TRAINING DAY premieres tonight at 10/9c on CBS.
Continuing the spate of television series adapted from films, CBS premieres TRAINING DAY tonight. Set fifteen years after the film of the same name, but still in that universe, obvious because they name drop one of the main players from the movie, the plot is very similar. A straight-laced rookie is sent undercover to expose the corruption of a veteran cop as they work the very dangerous, drug-laden streets of Los Angeles.

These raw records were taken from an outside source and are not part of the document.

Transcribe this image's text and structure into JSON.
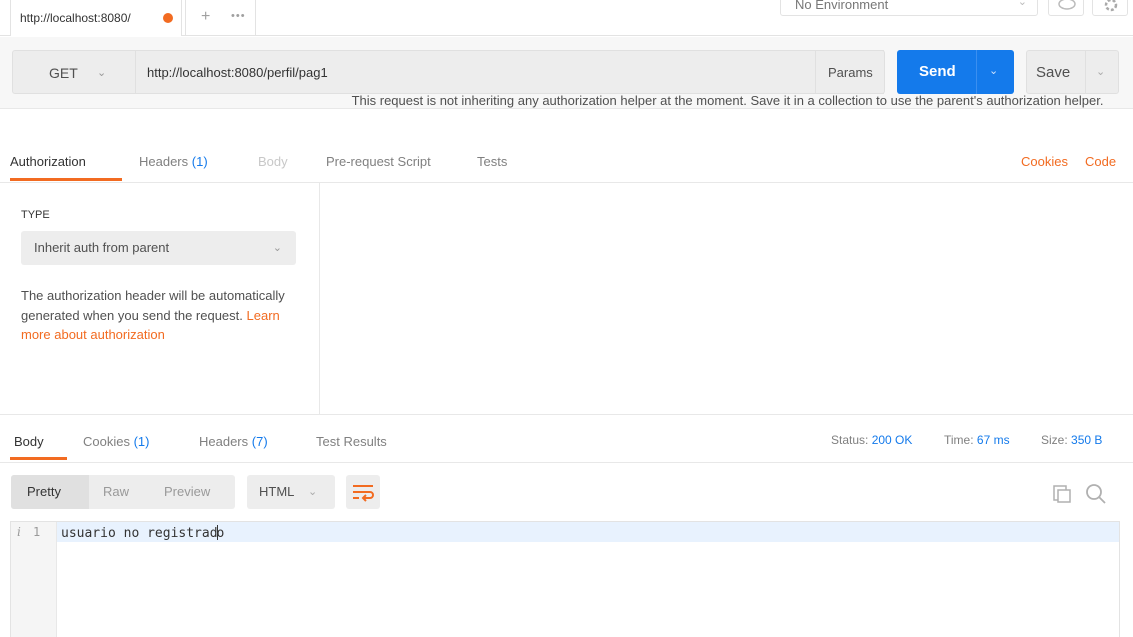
{
  "tab": {
    "label": "http://localhost:8080/",
    "plus": "+",
    "more": "•••"
  },
  "environment": {
    "label": "No Environment"
  },
  "request": {
    "method": "GET",
    "url": "http://localhost:8080/perfil/pag1",
    "params_label": "Params",
    "send_label": "Send",
    "save_label": "Save"
  },
  "request_tabs": {
    "authorization": "Authorization",
    "headers": "Headers",
    "headers_count": "(1)",
    "body": "Body",
    "prerequest": "Pre-request Script",
    "tests": "Tests",
    "cookies": "Cookies",
    "code": "Code"
  },
  "auth": {
    "type_label": "TYPE",
    "type_value": "Inherit auth from parent",
    "desc_prefix": "The authorization header will be automatically generated when you send the request. ",
    "desc_link": "Learn more about authorization",
    "message": "This request is not inheriting any authorization helper at the moment. Save it in a collection to use the parent's authorization helper."
  },
  "response_tabs": {
    "body": "Body",
    "cookies": "Cookies",
    "cookies_count": "(1)",
    "headers": "Headers",
    "headers_count": "(7)",
    "test_results": "Test Results",
    "status_label": "Status:",
    "status_value": "200 OK",
    "time_label": "Time:",
    "time_value": "67 ms",
    "size_label": "Size:",
    "size_value": "350 B"
  },
  "response_toolbar": {
    "pretty": "Pretty",
    "raw": "Raw",
    "preview": "Preview",
    "format": "HTML"
  },
  "editor": {
    "info_marker": "i",
    "line_number": "1",
    "code_before_cursor": "usuario no registrad",
    "code_after_cursor": "o"
  },
  "colors": {
    "accent": "#f26b21",
    "send": "#147aeb",
    "link_blue": "#147aeb"
  }
}
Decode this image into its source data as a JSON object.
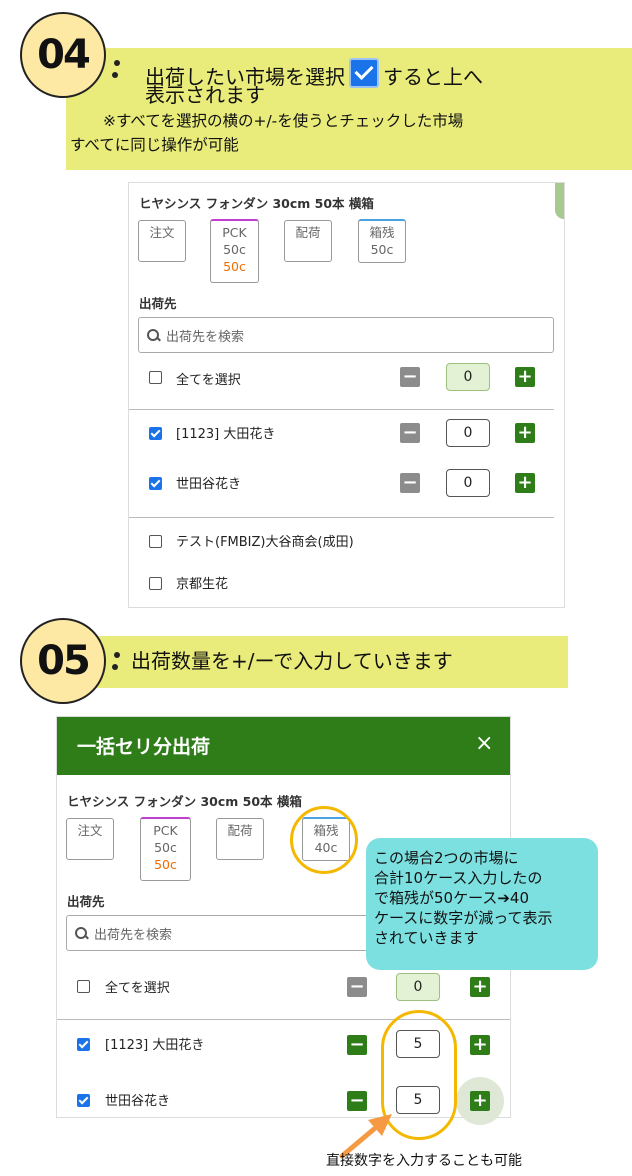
{
  "step4": {
    "number": "04",
    "line1_a": "出荷したい市場を選択",
    "line1_b": "すると上へ",
    "line2": "表示されます",
    "note1": "※すべてを選択の横の+/-を使うとチェックした市場",
    "note2": "すべてに同じ操作が可能"
  },
  "step5": {
    "number": "05",
    "text": "出荷数量を+/ーで入力していきます"
  },
  "panel1": {
    "product": "ヒヤシンス フォンダン 30cm 50本 横箱",
    "tags": {
      "order": "注文",
      "pck": "PCK",
      "pck_val": "50c",
      "pck_val2": "50c",
      "haika": "配荷",
      "box": "箱残",
      "box_val": "50c"
    },
    "dest_label": "出荷先",
    "search_placeholder": "出荷先を検索",
    "select_all": "全てを選択",
    "select_all_qty": "0",
    "rows": [
      {
        "label": "[1123] 大田花き",
        "qty": "0"
      },
      {
        "label": "世田谷花き",
        "qty": "0"
      }
    ],
    "unchecked": [
      "テスト(FMBIZ)大谷商会(成田)",
      "京都生花"
    ]
  },
  "panel2": {
    "header": "一括セリ分出荷",
    "close": "×",
    "product": "ヒヤシンス フォンダン 30cm 50本 横箱",
    "tags": {
      "order": "注文",
      "pck": "PCK",
      "pck_val": "50c",
      "pck_val2": "50c",
      "haika": "配荷",
      "box": "箱残",
      "box_val": "40c"
    },
    "dest_label": "出荷先",
    "search_placeholder": "出荷先を検索",
    "select_all": "全てを選択",
    "select_all_qty": "0",
    "rows": [
      {
        "label": "[1123] 大田花き",
        "qty": "5"
      },
      {
        "label": "世田谷花き",
        "qty": "5"
      }
    ]
  },
  "bubble_lines": [
    "この場合2つの市場に",
    "合計10ケース入力したの",
    "で箱残が50ケース➔40",
    "ケースに数字が減って表示",
    "されていきます"
  ],
  "footnote": "直接数字を入力することも可能",
  "colors": {
    "banner": "#e9ec7a",
    "green": "#2e7d18",
    "ring": "#f5b800",
    "bubble": "#7de0e0",
    "arrow": "#f59a42"
  }
}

This time around, Bill Paxton (Edge of Tomorrow, Big Love) is the grizzled veteran, Detective Frank Rourke, who has no problem blowing up gang houses and shooting the perps with foam bullets. He is a bit more moral than Denzel Washington’s version, who had a different name, as Frank is shown to have a code that he lives by, and that includes protecting some innocents. But other than that, he is still the rule-flaunter who dates a whorehouse madam (Julie Benz, Defiance, Dexter) and doesn’t give a crap about his fellow officers.
The newbie is also similar to his counterpart, played by Ethan Hawke on the big screen, the entry point for the audience into this world. Kyle Craig (Justin Cornwall) is a noble man who wants to succeed within the existing system. This TRAINING DAY gives him added plot by having him determined to avenge his father, Frank’s former partner, and he also has a loving woman waiting for him at home, Alyse (Lex Scott Davis). But yeah, from the same mold as Hawke’s role.
I’m a bit confused about why this is a sequel to the movie. Despite the race switch, the relationship and story for the two leads is so similar to that of the film that it’s eerie. Deputy Chief Lockhart (Marianne Jean-Baptiste, Without a Trace) even comments that she doesn’t want Frank to be the next officer like Washington’s Alonzo, so the characters acknowledge the parallel, but that feels forced, not organic. I can’t help but feel the series would be better served to make these the same two lead roles, rather than setting it in an established world they’re not likely to make much use of.
Of course, since this is a broadcast television cop show, there are more than just two officers on the team. We’ve got Rebecca Lee (Katrina Law, Arrow), whom Frank rescued when she was a child, and Tommy Campbell (Drew Van Acker, Pretty Little Liars), a former pro-surfer, to round out the squad. They’re present probably because that’s the more typical format, and CBS doesn’t like to break format. Which is why TRAINING DAY won’t be anything special, this show clearly being a case-of-the-week procedural, with only a little bit of serial story tossed in.
Honestly, aside from the ugly lighting, TRAINING DAY doesn’t feel all that much different from a slew of other shows. I know I say this a lot in crime show pilot reviews, but that’s because so many of the non-cable fare is so similar. Adding an already-recognizable title doesn’t change that, and actually makes me less interested than a more original project.
I didn’t enjoy the TRAINING DAY movie, either, for the record. But at least it had an engaging story, something we hadn’t seen as much before, and with some gripping performances. Paxton seems to be phoning it in, having fun, but not making use of his range the way he has in other projects. Cornwall is serviceable in the role, but not stand-out. The ideas and complexity of the story are watered down, the best parts removed to make way for the repetitive structure.
With trite dialogue, gratuitous action, and unnecessary redeemable qualities for Frank, who would be far more interesting without them, though admittedly the series would have a more limited believable run, mixed with a predictable, too-familiar formula, this is not a series that is must-see.